Coe set to reject request to face more questions

IAAF president Sebastian Coe insists he first knew about the Russian corruption scandal in December 2014, when he watched a documentary.
IAAF president Sebastian Coe insists he first knew about the Russian corruption scandal in December 2014, when he watched a documentary.PHOTO: REUTERS

LONDON • The British parliament wants answers to further questions concerning when Sebastian Coe first heard about corruption within the International Association of Athletics Federations and the extent of Russia's doping problems. But he will defy summons because he believes he has no fresh information to give MPs.

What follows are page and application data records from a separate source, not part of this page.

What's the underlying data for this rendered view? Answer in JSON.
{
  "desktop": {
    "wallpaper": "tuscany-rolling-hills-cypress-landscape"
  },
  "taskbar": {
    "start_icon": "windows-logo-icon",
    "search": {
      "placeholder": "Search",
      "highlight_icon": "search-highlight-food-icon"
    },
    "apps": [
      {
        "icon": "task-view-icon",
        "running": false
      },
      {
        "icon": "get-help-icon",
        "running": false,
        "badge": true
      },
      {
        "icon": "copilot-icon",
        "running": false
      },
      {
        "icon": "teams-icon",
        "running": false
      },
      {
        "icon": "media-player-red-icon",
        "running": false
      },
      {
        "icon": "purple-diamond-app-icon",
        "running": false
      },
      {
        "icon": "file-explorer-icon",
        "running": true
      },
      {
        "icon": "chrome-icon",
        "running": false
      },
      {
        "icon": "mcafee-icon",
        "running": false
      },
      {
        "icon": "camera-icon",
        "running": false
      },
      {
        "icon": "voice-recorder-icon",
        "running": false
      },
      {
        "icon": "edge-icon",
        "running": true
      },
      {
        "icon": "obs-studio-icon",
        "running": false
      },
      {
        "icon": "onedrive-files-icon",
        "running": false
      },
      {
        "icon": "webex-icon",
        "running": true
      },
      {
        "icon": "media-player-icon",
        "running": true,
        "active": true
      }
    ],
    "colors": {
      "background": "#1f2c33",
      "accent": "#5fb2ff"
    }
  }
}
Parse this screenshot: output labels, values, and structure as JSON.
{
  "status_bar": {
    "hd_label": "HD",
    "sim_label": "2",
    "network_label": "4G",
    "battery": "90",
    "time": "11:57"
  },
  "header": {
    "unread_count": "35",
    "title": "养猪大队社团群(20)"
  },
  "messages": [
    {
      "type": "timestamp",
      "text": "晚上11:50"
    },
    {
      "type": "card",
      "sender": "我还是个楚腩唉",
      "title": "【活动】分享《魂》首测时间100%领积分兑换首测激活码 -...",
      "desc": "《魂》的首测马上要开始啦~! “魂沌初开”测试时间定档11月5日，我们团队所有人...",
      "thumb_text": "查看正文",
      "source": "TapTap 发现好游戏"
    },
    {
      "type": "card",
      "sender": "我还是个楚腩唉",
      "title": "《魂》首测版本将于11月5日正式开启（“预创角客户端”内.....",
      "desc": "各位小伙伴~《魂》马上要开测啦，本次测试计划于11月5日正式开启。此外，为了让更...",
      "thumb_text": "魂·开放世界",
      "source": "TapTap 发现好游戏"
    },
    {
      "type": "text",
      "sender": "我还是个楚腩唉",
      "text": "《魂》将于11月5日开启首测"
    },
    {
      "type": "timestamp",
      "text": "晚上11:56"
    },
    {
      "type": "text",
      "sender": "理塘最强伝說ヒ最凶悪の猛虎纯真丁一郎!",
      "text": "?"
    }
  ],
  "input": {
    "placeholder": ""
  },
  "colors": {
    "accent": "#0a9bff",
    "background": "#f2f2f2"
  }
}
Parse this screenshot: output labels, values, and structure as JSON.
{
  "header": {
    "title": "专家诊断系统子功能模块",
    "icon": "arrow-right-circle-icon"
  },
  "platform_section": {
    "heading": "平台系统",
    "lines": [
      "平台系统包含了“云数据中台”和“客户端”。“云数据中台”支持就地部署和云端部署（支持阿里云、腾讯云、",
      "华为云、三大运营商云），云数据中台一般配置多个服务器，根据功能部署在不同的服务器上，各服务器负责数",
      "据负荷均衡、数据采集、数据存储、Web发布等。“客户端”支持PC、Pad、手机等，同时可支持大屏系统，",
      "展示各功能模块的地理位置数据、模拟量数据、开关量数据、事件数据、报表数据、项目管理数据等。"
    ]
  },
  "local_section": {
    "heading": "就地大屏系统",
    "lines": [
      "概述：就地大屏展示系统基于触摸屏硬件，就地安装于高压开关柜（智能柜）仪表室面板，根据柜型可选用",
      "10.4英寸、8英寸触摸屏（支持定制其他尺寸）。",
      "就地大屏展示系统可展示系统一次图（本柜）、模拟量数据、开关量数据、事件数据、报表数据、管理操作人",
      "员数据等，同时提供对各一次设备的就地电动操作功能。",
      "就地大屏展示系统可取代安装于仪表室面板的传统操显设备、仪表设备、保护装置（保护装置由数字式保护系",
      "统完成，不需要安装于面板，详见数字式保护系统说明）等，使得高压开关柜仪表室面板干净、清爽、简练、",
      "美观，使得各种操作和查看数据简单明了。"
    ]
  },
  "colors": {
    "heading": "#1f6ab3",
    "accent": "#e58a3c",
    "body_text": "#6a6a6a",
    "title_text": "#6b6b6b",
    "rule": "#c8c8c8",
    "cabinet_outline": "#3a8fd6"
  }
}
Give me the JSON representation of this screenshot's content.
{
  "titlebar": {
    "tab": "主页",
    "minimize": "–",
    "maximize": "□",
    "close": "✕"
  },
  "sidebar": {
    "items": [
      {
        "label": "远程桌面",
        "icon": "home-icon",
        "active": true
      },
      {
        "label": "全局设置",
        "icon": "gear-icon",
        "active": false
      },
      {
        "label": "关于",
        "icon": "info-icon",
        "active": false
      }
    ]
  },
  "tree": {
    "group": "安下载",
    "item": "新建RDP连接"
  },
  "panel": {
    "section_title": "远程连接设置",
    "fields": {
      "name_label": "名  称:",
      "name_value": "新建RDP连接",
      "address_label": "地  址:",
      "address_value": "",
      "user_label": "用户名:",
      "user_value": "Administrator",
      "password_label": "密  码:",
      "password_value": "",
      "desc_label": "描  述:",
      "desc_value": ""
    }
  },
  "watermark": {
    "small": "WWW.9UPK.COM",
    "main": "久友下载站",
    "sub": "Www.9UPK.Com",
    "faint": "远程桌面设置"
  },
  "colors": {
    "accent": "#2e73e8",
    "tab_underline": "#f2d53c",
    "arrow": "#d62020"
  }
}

Mr Damian Collins, the chair of the culture, media and sport select committee, has called on the IAAF president to return to parliament. He said he was "concerned" after hearing testimony from Dave Bedford, which appeared to contradict when Coe claimed he first heard about the marathon runner Liliya Shobukhova being extorted €450,000 (S$680,340) by IAAF and Russian officials.

When Coe first appeared before the MPs in December 2015, he told them he "was certainly not aware of the specific allegations that have been made around the corruption of anti-doping processes in Russia" until he had watched a documentary on the German TV channel ARD in December 2014.

But Bedford, the former race director of the London marathon, told MPs he had made several attempts to tell Coe about the Shobukhova case in August 2014 - including a phone call, an e-mail with an attachment detailing what had gone on, and text messages.

He added that when he spoke to Coe on Nov 21 at a British Athletics Writers' Association lunch, he "had no inkling from that conversation that he (Coe) was not aware of the subject matter in general terms".

Coe maintains that, while he received an e-mail from Bedford that month, he had never opened the attachment.

Instead he said he immediately referred it to the IAAF's independent ethics committee.

Last year, the ethics committee banned several of those named in the document, including Papa Massata Diack, a former IAAF marketing executive and the son of the former president Lamine Diack.

In a statement, the IAAF said Bedford's testimony had "offered nothing new" and that "Coe has no further information he can provide to the inquiry".

Collins disagreed, calling on the IAAF to release the full e-mail exchange between Coe and Bedford and warning Coe he needed to explain what he knew and when.


A version of this article appeared in the print edition of The Straits Times on January 12, 2017, with the headline 'Coe set to reject request to face more questions'. Print Edition | Subscribe